‘Lost’ stars loan skills to children’s theater

Part of “Old Info And News”

Honolulu_theatre_for_youth_elizabeth_mitchell.jpgHonolulu Theatre for Youth

“Lost” actors move off O’ahu’s windswept beaches and out of jungle thickets to take a turn on the stage Sunday when they hold a play-reading session at Tenney Theatre to raise money for the Honolulu Theatre for Youth.

Matthew Fox (Dr. Jack Shephard) will read the part of Hercules in a new children’s fantasy about Maui. Jorge Garcia (Hugo “Hurley” Reyes) will portray Ferdinand the Bull. Henry Ian Cusick (Desmond David Hume) will be part of a trio involved in “Obake,” a ghost story.

After the show, the actors will hang out for autographs at a reception. They’re not only eager, but willing to show a different side of their talents.

“I’ve benefited in so many ways from living and working in Hawai’i,” said Daniel Dae Kim (Jin Kwon). “I’m happy to be able to return the favor (because) this benefit allows me to support three causes close to my heart: Honolulu, theater and our children. When times get tight and school budgets shrink, so often the arts are the first to be affected. Children’s theater is one of the valuable ways that we can help foster creativity and imagination as a vital part of our kids’ education.”

Said Garcia: “It will be fun doing something less intense for a change. It’s nice to do something for the local community. They have been welcoming to us, and I definitely feel like a part of this Island.”

Michael Emerson (Ben Linus) said the program is “a chance to work in front of an unselfconscious audience that still understands make-believe,” he said. “You know what magic the theater has to offer kids. … It’s magic that they understand, it’s magic that they employ. They haven’t yet been numbed to it by television and the cinema.”

“We are so blessed and grateful for these actors, giving back to the children and families of Hawai’i through stories,” said Eric Johnson, HTY artistic director. “What unifies them is what we hope will unify the world — in terms of creating the dramatic imaginations of our future, the kids.”

The fundraiser is the brainchild of Annie Wood, wife of Cusick. She joined the HTY board last November to fill out her days while he was shooting “Lost.” She was involved in children’s theater before she moved here with her husband and three children, Elias, 13; Lucas, 8; and Esau, 7.

“I had to support theater in some way, to keep my interest in theater going,” said Wood, who’s originally from Scotland. “I got to talking to some of the actors and mentioned it’s good to get involved, to get together to read plays.
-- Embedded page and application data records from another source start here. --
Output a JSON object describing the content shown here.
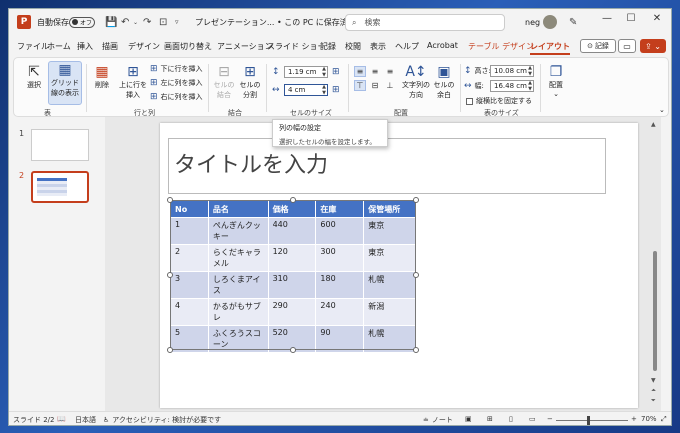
{
  "window": {
    "logo": "P",
    "autosave_label": "自動保存",
    "autosave_state": "オフ",
    "doc_title": "プレゼンテーション... • この PC に保存済み",
    "search_placeholder": "検索",
    "user_name": "neg"
  },
  "menu": {
    "tabs": [
      "ファイル",
      "ホーム",
      "挿入",
      "描画",
      "デザイン",
      "画面切り替え",
      "アニメーション",
      "スライド ショー",
      "記録",
      "校閲",
      "表示",
      "ヘルプ",
      "Acrobat",
      "テーブル デザイン",
      "レイアウト"
    ],
    "record_label": "記録"
  },
  "ribbon": {
    "select_label": "選択",
    "gridlines_label": "グリッド線の表示",
    "table_group": "表",
    "delete_label": "削除",
    "insert_above_label": "上に行を挿入",
    "insert_below_label": "下に行を挿入",
    "insert_left_label": "左に列を挿入",
    "insert_right_label": "右に列を挿入",
    "rows_cols_group": "行と列",
    "merge_cells_label": "セルの結合",
    "split_cells_label": "セルの分割",
    "merge_group": "結合",
    "cell_height_value": "1.19 cm",
    "cell_width_value": "4 cm",
    "cell_size_group": "セルのサイズ",
    "text_direction_label": "文字列の方向",
    "cell_margins_label": "セルの余白",
    "alignment_group": "配置",
    "table_height_label": "高さ:",
    "table_height_value": "10.08 cm",
    "table_width_label": "幅:",
    "table_width_value": "16.48 cm",
    "lock_ratio_label": "縦横比を固定する",
    "table_size_group": "表のサイズ",
    "arrange_label": "配置"
  },
  "tooltip": {
    "title": "列の幅の設定",
    "description": "選択したセルの幅を設定します。"
  },
  "slides": {
    "numbers": [
      "1",
      "2"
    ]
  },
  "slide": {
    "title_placeholder": "タイトルを入力",
    "table": {
      "headers": [
        "No",
        "品名",
        "価格",
        "在庫",
        "保管場所"
      ],
      "rows": [
        [
          "1",
          "ぺんぎんクッキー",
          "440",
          "600",
          "東京"
        ],
        [
          "2",
          "らくだキャラメル",
          "120",
          "300",
          "東京"
        ],
        [
          "3",
          "しろくまアイス",
          "310",
          "180",
          "札幌"
        ],
        [
          "4",
          "かるがもサブレ",
          "290",
          "240",
          "新潟"
        ],
        [
          "5",
          "ふくろうスコーン",
          "520",
          "90",
          "札幌"
        ]
      ]
    }
  },
  "status": {
    "slide_indicator": "スライド 2/2",
    "language": "日本語",
    "accessibility": "アクセシビリティ: 検討が必要です",
    "notes": "ノート",
    "zoom": "70%"
  }
}
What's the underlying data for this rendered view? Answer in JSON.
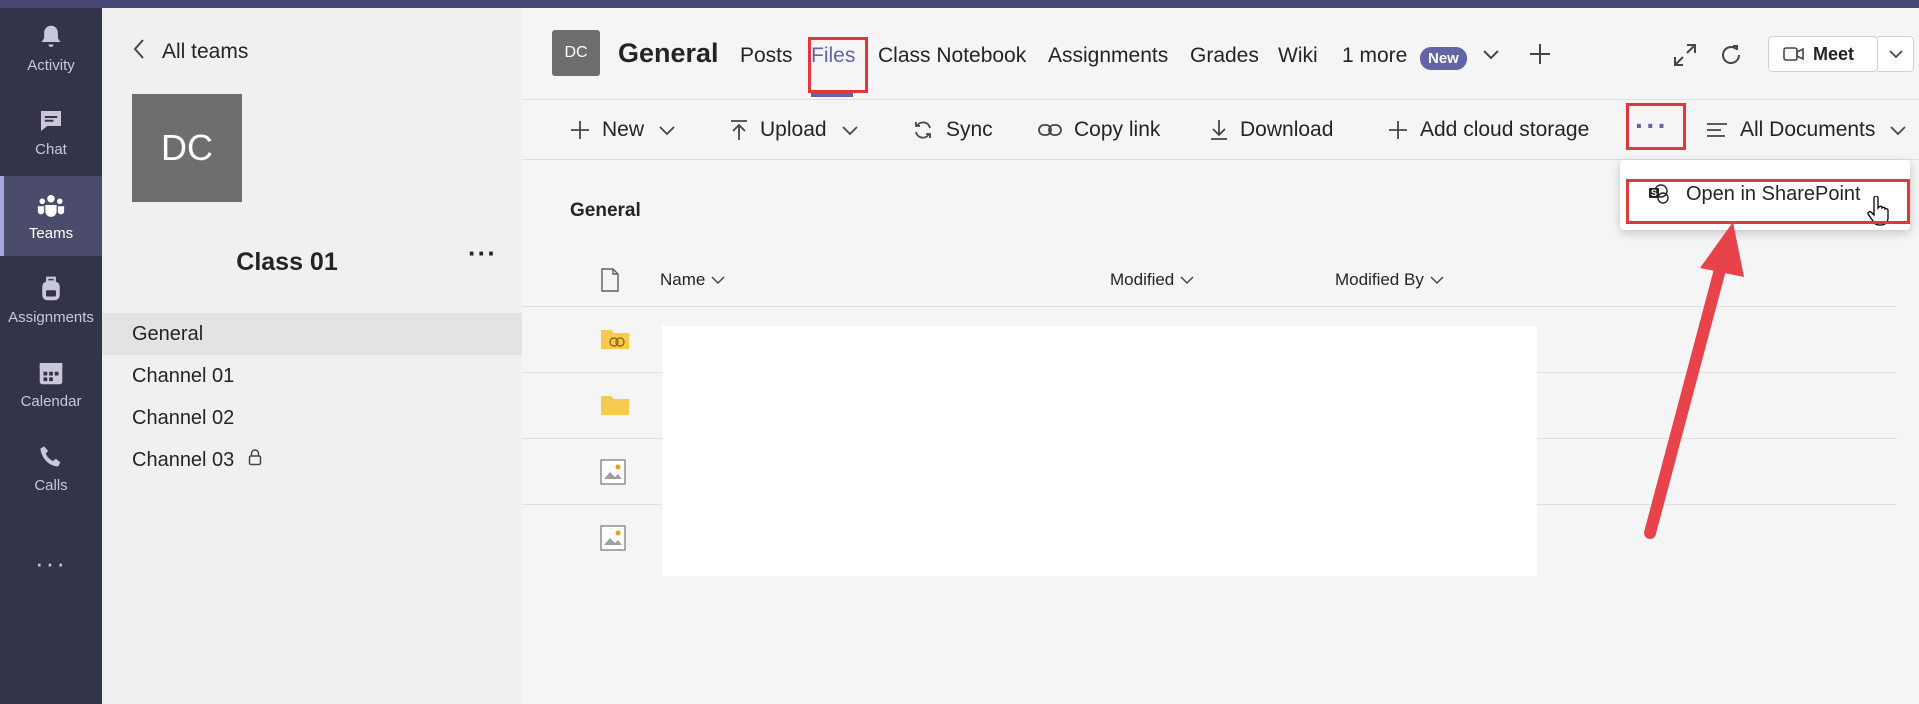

After all, many had done theater, in New York and Los Angeles, and missed their classes.”

Wood also tapped Elizabeth Mitchell (Dr. Juliet Burke) and was awaiting responses from other “Lost” actors to take part in a reading of scenes from plays in HTY’s 2007-08 season, which begins in mid-August.

HTY company members will understudy the roles (because the roster is subject to change), in case of an unscheduled Sunday shooting call.

With Fox’s wife, Margherita Ronchi, Wood earlier organized six or seven actors to visit their kids’ school in Kailua for a play-reading session of “James and the Giant Peach.”

“They were really happy to read children’s plays,” Wood said. “So I asked Eric, ‘Why don’t we ask if they can come read children plays (for HTY)?’ They all loved theater because theater has touched their lives. And they were delighted that there was a children’s theater in Hawai’i.”

Wood had heard about HTY before arriving here — she had met previous HTY artistic director Peter Brosius at a children’s theater conference. During the second season of “Lost,” she took her children to an HTY performance, and the experience spurred her to get involved.

“Annie is one of the best youth theater directors in the world,” Johnson said. “She has done cutting-edge theater for young audiences.”

She founded Visible Fictions in Scotland and also worked with the Polka Theatre in Wimbledon, London, groups known for their educational and youth theater.

Johnson hopes the readings by the “Lost” company will ramp up the profile of children’s literature and theater.

“So often, theater for young people is a second-class citizen to the great works of literature like Shakespeare,” he said. “But the actors’ participation really affirms our belief that the world is changing, that children’s literature is changing.”

Johnson said that Wood epitomizes what a board member can bring to the plate.

“Every board member can make a difference,” he said. “She’s given us access to these actors. Tim Bostock helped us buy a lighting board. Other board members bring classes of youngsters to our shows; board members are the core of any organization, including hours.”

Source: honoluluadvertiser.com